**Exercise directions:**
The copy you give must match the listing below exactly and contain no pictures.

**Available data:**
☆ ☆ ☆ ☆ ☆

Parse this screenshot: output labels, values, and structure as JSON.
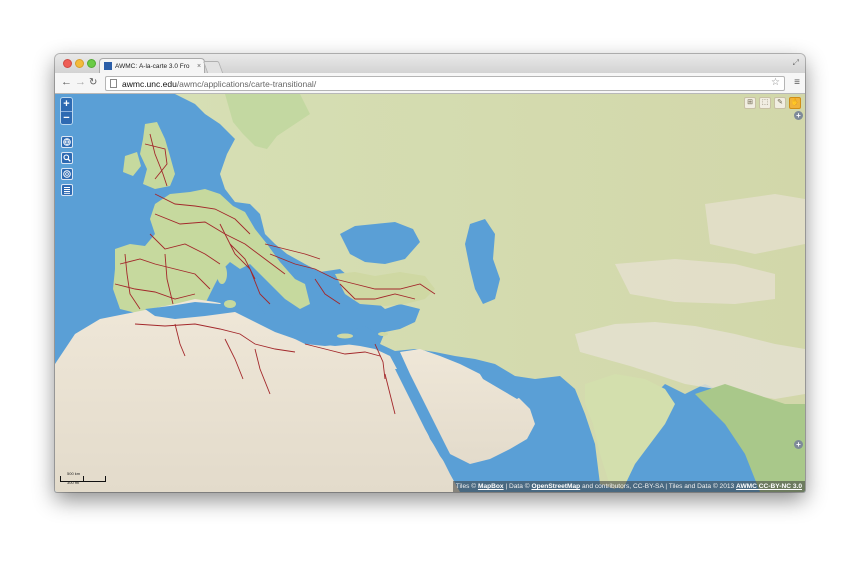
{
  "browser": {
    "tab_title": "AWMC: À-la-carte 3.0 Fro",
    "tab_close": "×",
    "url_host": "awmc.unc.edu",
    "url_path": "/awmc/applications/carte-transitional/"
  },
  "map": {
    "zoom_in": "+",
    "zoom_out": "−",
    "tools": [
      "globe-icon",
      "search-icon",
      "help-icon",
      "list-icon"
    ],
    "layer_buttons": [
      "grid-icon",
      "frame-icon",
      "draw-icon",
      "hand-icon"
    ],
    "expand_label": "+",
    "scale_top": "500 km",
    "scale_bottom": "300 mi",
    "attribution": {
      "tiles_prefix": "Tiles © ",
      "mapbox": "MapBox",
      "data_prefix": " | Data © ",
      "osm": "OpenStreetMap",
      "osm_suffix": " and contributors, CC-BY-SA | Tiles and Data © 2013 ",
      "awmc": "AWMC CC-BY-NC 3.0"
    },
    "colors": {
      "water": "#5a9fd6",
      "land_green": "#c8dba3",
      "land_desert": "#e9e1d2",
      "roads": "#a3282b",
      "controls": "#2e6ab2"
    }
  }
}
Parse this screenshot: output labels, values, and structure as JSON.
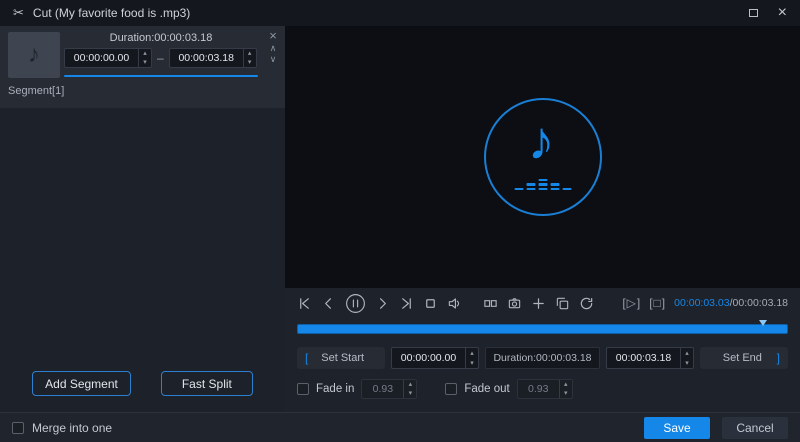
{
  "titlebar": {
    "title": "Cut (My favorite food is .mp3)"
  },
  "icons": {
    "scissors": "✂",
    "close": "×",
    "music_note": "♪",
    "dash": "–",
    "spin_up": "▴",
    "spin_down": "▾",
    "chevron_up": "∧",
    "chevron_down": "∨",
    "bracket_play": "[▷]",
    "bracket_stop": "[□]",
    "bracket_open": "[",
    "bracket_close": "]"
  },
  "segment_panel": {
    "duration_label": "Duration:00:00:03.18",
    "start_value": "00:00:00.00",
    "end_value": "00:00:03.18",
    "segment_label": "Segment[1]",
    "add_segment_button": "Add Segment",
    "fast_split_button": "Fast Split"
  },
  "player": {
    "current_time": "00:00:03.03",
    "time_separator": "/",
    "total_time": "00:00:03.18",
    "progress_percent": 95
  },
  "trim": {
    "set_start_label": "Set Start",
    "start_value": "00:00:00.00",
    "duration_label": "Duration:00:00:03.18",
    "end_value": "00:00:03.18",
    "set_end_label": "Set End",
    "fade_in_label": "Fade in",
    "fade_in_value": "0.93",
    "fade_out_label": "Fade out",
    "fade_out_value": "0.93"
  },
  "footer": {
    "merge_label": "Merge into one",
    "save_button": "Save",
    "cancel_button": "Cancel"
  },
  "colors": {
    "accent": "#1487e8"
  }
}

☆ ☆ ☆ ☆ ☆

**Answer to this problem:**
Parse this screenshot: output labels, values, and structure as JSON.
{
  "browser": {
    "tab_title": "AWMC: À-la-carte 3.0 Fro",
    "tab_close": "×",
    "url_host": "awmc.unc.edu",
    "url_path": "/awmc/applications/carte-transitional/"
  },
  "map": {
    "zoom_in": "+",
    "zoom_out": "−",
    "tools": [
      "globe-icon",
      "search-icon",
      "help-icon",
      "list-icon"
    ],
    "layer_buttons": [
      "grid-icon",
      "frame-icon",
      "draw-icon",
      "hand-icon"
    ],
    "expand_label": "+",
    "scale_top": "500 km",
    "scale_bottom": "300 mi",
    "attribution": {
      "tiles_prefix": "Tiles © ",
      "mapbox": "MapBox",
      "data_prefix": " | Data © ",
      "osm": "OpenStreetMap",
      "osm_suffix": " and contributors, CC-BY-SA | Tiles and Data © 2013 ",
      "awmc": "AWMC CC-BY-NC 3.0"
    },
    "colors": {
      "water": "#5a9fd6",
      "land_green": "#c8dba3",
      "land_desert": "#e9e1d2",
      "roads": "#a3282b",
      "controls": "#2e6ab2"
    }
  }
}
Parse this screenshot: output labels, values, and structure as JSON.
{
  "titlebar": {
    "title": "Cut (My favorite food is .mp3)"
  },
  "icons": {
    "scissors": "✂",
    "close": "×",
    "music_note": "♪",
    "dash": "–",
    "spin_up": "▴",
    "spin_down": "▾",
    "chevron_up": "∧",
    "chevron_down": "∨",
    "bracket_play": "[▷]",
    "bracket_stop": "[□]",
    "bracket_open": "[",
    "bracket_close": "]"
  },
  "segment_panel": {
    "duration_label": "Duration:00:00:03.18",
    "start_value": "00:00:00.00",
    "end_value": "00:00:03.18",
    "segment_label": "Segment[1]",
    "add_segment_button": "Add Segment",
    "fast_split_button": "Fast Split"
  },
  "player": {
    "current_time": "00:00:03.03",
    "time_separator": "/",
    "total_time": "00:00:03.18",
    "progress_percent": 95
  },
  "trim": {
    "set_start_label": "Set Start",
    "start_value": "00:00:00.00",
    "duration_label": "Duration:00:00:03.18",
    "end_value": "00:00:03.18",
    "set_end_label": "Set End",
    "fade_in_label": "Fade in",
    "fade_in_value": "0.93",
    "fade_out_label": "Fade out",
    "fade_out_value": "0.93"
  },
  "footer": {
    "merge_label": "Merge into one",
    "save_button": "Save",
    "cancel_button": "Cancel"
  },
  "colors": {
    "accent": "#1487e8"
  }
}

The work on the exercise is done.